Before the winter ended, the spaghetti froze and melted many times. Though generally careful, there were a handful of times I stepped squarely in it when lost in my thoughts. The once-articulated strands began to ooze into an indistinguishable mush. The smell became increasingly pungent. And yet, I still refused to clean it up.  

Even when the initiative came to me, I realized I wouldn’t know how to start. There was no outdoor water spigot, and I didn’t own a bucket or shovel of any kind.

The city has a way of extending adolescence.

Most folks are renters. Owning a place means having to take care of it and acquiring the tools to do so. By the time my thoughts turned to procuring a bucket, shovel, and maybe a ladder for my lights while I was at it, I had banished the whole thing from my head.

I didn’t make this mess, why should I have to clean it up?  

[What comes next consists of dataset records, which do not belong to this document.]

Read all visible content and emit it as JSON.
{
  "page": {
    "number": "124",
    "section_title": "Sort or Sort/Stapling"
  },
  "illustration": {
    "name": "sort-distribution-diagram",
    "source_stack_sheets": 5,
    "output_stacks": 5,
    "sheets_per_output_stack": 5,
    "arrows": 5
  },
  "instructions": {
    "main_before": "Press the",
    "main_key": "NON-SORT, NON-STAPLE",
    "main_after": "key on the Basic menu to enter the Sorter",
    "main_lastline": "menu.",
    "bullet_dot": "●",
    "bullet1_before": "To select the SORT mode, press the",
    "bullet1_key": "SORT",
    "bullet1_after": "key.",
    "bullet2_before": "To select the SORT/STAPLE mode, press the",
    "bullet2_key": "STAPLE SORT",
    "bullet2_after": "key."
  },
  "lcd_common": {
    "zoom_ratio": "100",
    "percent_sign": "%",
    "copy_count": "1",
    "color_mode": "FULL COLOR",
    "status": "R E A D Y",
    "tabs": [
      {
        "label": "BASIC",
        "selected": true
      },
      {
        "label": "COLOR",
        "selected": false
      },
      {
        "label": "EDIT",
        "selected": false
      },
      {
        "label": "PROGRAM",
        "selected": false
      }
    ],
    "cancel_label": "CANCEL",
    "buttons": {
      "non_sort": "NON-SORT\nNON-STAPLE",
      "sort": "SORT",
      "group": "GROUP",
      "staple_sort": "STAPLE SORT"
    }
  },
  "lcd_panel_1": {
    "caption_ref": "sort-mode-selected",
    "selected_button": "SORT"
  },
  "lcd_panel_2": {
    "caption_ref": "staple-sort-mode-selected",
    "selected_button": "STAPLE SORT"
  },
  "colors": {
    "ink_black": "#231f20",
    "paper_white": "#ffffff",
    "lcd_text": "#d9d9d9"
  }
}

I knew I was being juvenile. Would the drunk who had spewed it return to the scene of the crime? Would it all gradually evaporate away? The management company hired cleaners to vacuum the hallways, but no one shoveled the snow on the outside stairs or walkway. Even if they did, no one would think to inspect the spaces between the cars and the brick wall.

The puddle of vomit was the pinhole that allowed the discontentments with my new life to come in full force. I missed the never-ending choices for good ramen, the twenty-four-hour public transportation, the absurdity of hundred-story buildings, and all the different kinds of people living and working in them. In short, I allowed myself to miss all the things I knew I would but was too distracted to do so at first.

When the daylight hours began to lengthen, I became increasingly capable of looking at what I had gained alongside the lack. The space came from giving up or losing things that had previously filled it. Possibly too many things. 

One bright early spring morning, I looked out my window and noticed that the last of the ice was gone. A heavy Thanksgiving snowstorm had laid an inches-thick layer that, despite occasional days of melt, never completely thawed because the alley was entirely in shadow. The constancy of the sunlight and a week-long forecast of warm days led me to accept what I had to do.

I walked to the hardware store a few blocks away and bought a discounted snow shovel and a red plastic bucket. After depositing them on the steps, I trudged to the car to move it around the block. As I slipped into the space, my eyes didn’t quite believe it:

The vomit was gone, only a slight stain marking where it once had been.

After a moment of pause, I took the shovel and bucket and found a place for them inside.

Maria moved to Colorado after her a recent stint in New York City.  She works at a tech start-up and her interests are pretty basic. They include reading, cooking, eating, being outdoors, and her cat.